Drone industry soars to new heights in Central New York
By Mary Beth Roach
The unmanned aircraft industry in the region is primed for a big boost.
Ken Stewart steps in as the new president and chief executive officer of NUAIR, and he’s setting his sights on a greater commercialization of New York’s 50-mile unmanned aircraft systems (UAS) traffic management corridor between Syracuse and Rome’s Griffiss International Airport.
It is expected to generate significant economic growth in the region.
With its offices in Syracuse, NUAIR is responsible for managing the New York UAS test site, one of seven Federal Aviation Administration-designated UAS sites in the United States.
It maintains radar and technologies within the corridor, trains companies on how to scale up the use of drones and helps navigate these partners through the permitting and waiver processes with the FAA.
The technology and surveillance systems within the corridor provide companies with a safe environment to both test and deploy their commercial UAS operations in real, active airspace.
More than 3,300 UAS flights have been conducted within the corridor since 2015 as NUAIR continued to advance and build the needed infrastructure throughout the entire 50 miles. Gov. Andrew M. Cuomo announced the completion of the corridor in late 2019.
One such capability being conducted within the corridor involves extending the piloting capabilities of UAS. Current FAA regulations require drone pilots to operate their drones within visual line of sight. This makes scaling operations like package delivery difficult. NUAIR is developing an advanced UAS traffic management system within the 50-mile corridor that will make piloting UAS beyond visual line of sight a possibility while maintaining the highest level of safety in the national airspace, according to Stewart.
Recently, the corridor was the site where NUAIR; the COVID-19 Humanitarian UAS Response Partnership (CHURP); and CHURP’s drone provider, DroneUp, were able to test the delivery of COVID-19 test kits from Upstate University Hospital to its CNY Biotech Accelerator on East Fayette Street. According to local media reports, officials at Upstate and in the UAS community see great potential for drones in delivering time-sensitive materials in the future.
The test site and corridor provide the area with significant economic benefits, including high-paying tech jobs. It draws people to the area that are interested in flying unmanned aircraft and creates additional investment opportunities, Stewart noted.
Since its founding in 2014, NUAIR has conducted more than 3,300 advanced drone test flights.
“Our primary goal is to continue building jobs and opportunities in the area.

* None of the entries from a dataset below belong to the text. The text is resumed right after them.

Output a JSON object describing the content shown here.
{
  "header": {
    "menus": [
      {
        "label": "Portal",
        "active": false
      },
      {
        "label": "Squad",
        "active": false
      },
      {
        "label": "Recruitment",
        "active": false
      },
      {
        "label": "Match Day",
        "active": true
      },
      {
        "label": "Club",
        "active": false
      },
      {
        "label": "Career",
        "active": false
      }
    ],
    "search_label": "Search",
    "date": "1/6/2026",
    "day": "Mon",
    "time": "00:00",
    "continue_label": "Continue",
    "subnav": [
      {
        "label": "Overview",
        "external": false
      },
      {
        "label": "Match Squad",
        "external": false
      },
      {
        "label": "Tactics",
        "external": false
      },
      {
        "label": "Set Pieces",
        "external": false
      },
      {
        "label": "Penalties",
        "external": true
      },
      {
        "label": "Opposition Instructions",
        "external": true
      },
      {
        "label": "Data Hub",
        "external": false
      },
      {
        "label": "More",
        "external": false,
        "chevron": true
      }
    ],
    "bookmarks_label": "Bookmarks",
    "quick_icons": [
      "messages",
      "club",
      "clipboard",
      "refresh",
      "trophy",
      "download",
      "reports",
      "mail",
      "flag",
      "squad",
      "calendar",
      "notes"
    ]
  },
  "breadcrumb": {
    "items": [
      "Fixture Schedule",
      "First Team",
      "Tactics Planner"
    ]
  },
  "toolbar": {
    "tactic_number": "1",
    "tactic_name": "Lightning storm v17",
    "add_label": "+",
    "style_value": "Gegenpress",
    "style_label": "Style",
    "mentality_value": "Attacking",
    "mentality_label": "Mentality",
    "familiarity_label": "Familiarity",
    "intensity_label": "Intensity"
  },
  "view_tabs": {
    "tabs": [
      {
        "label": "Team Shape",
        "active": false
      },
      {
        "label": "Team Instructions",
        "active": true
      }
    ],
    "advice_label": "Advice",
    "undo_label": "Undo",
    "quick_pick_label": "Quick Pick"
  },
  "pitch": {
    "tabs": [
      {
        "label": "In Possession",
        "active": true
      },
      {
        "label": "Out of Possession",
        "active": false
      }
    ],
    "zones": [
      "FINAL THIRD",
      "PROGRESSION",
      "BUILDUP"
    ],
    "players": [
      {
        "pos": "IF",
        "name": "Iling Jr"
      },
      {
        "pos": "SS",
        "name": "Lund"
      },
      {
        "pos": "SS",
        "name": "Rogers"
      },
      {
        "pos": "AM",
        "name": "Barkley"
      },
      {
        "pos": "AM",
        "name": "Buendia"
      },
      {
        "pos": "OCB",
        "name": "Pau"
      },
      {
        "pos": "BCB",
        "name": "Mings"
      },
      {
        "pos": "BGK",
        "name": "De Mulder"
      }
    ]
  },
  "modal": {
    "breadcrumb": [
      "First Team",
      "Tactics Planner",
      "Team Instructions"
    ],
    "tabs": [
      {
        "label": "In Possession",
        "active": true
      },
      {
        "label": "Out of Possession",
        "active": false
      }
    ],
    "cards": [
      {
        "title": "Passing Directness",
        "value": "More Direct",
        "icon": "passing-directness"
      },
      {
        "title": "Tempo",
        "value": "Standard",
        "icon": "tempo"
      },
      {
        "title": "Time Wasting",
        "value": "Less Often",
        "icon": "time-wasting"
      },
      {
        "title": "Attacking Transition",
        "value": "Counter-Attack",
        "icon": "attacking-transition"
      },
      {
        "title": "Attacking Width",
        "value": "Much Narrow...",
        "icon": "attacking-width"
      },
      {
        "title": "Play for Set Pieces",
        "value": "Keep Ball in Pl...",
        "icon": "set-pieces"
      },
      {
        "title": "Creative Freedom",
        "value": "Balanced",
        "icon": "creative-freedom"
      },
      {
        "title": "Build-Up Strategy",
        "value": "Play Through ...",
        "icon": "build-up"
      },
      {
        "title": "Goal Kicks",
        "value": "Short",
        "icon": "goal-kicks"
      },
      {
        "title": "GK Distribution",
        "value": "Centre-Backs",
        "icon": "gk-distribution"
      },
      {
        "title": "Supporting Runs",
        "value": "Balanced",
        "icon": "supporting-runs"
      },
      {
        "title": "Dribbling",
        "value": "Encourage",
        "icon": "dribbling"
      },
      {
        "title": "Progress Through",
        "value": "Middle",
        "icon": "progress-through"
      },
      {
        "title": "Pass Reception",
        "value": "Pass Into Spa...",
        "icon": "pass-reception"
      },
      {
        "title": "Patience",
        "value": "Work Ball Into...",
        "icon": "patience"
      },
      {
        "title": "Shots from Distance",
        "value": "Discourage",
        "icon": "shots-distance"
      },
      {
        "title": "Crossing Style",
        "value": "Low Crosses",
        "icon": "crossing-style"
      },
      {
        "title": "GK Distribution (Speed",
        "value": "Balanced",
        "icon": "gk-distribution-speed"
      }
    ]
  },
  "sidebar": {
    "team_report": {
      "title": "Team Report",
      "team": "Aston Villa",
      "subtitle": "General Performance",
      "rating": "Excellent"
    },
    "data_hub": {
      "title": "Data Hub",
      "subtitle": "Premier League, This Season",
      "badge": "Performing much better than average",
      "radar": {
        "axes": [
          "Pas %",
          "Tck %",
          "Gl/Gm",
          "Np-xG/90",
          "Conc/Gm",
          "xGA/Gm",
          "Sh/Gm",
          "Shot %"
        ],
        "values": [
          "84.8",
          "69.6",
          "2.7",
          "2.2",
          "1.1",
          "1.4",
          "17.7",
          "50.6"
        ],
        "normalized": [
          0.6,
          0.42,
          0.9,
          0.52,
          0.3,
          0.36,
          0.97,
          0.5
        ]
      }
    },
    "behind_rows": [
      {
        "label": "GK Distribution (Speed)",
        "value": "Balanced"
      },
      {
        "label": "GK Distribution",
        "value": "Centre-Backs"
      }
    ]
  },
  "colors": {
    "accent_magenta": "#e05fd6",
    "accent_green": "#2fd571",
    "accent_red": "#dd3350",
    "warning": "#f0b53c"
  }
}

Commercializing the corridor is a key element in unlocking the true potential use of drones, contributing to the further economic development of the Central New York and Mohawk Valley regions,” Stewart said.
Stewart is coming to NUAIR from Boston-based AiRXOS, which is part of GE Aviation. Throughout his tenure with AiRXOS, the company worked closely with NUAIR, so he is on familiar ground.
He said this is “a great opportunity to build on previous experience, bring those capabilities here and commercialize New York’s 50-mile corridor.”
These advanced drone operations require a high level of rigor, safety and thorough understanding of FAA standards and regulations, according to Stewart and Tim Lawton, NUAIR director of marketing and public relations.
Whole new era
“We help organizations expedite their path to advanced UAS operations,” said Stewart. “Companies invest time and money trying to implement drones into their daily operations. With our years of experience and knowledge of current regulations, we are here to help accelerate their return on that investment.”
NUAIR’s work also centers on safely integrating drones into the airspace with manned aircraft, Stewart pointed out.
Stewart compares unmanned aircraft system traffic management to a digital toll road, where people will pay to use these toll roads because it can get them to their destinations faster or more efficiently.
“If you can build a more cost-effective alternative for companies that deliver goods or health care to customers and patients, you’re going to be able to monetize those operations,” Stewart pointed out. “The 50-mile UAS corridor covers close to a half-million people between Onondaga and Oneida counties. Once we’re able to commercialize that, then you can expand that across a broader New York.”
Stewart said the integration of UAS into the national airspace will transform aviation traffic management.
Unmanned traffic management is based on digital sharing of each user’s planned flight details. Each user will then have the same situational awareness of airspace, unlike what happens in today’s air traffic control, he explained.
Currently, he said, air traffic management for manned aviation centers around pilots working with air traffic controllers in towers. But since drones don’t physically have pilots on the aircraft, Stewart foresees a more autonomous “software-defined network of the future of air traffic management.”
The evolution of advanced air mobility means instead of taking a cab, one might take an AAM transportation vehicle. While he believes AAM needs more time to come to fruition, he anticipates that it could be possible within the next six or seven years.
Until then, Stewart and the NUAIR team will continue their work in enhancing the unmanned aircraft industry in Central New York and advancing New York’s 50-mile UAS Traffic Management Corridor.
“Drones can be used to save time, money, resources and even lives. NUAIR has the knowledge, technology, and resources to help almost any business integrate drones into their daily operations,” he said.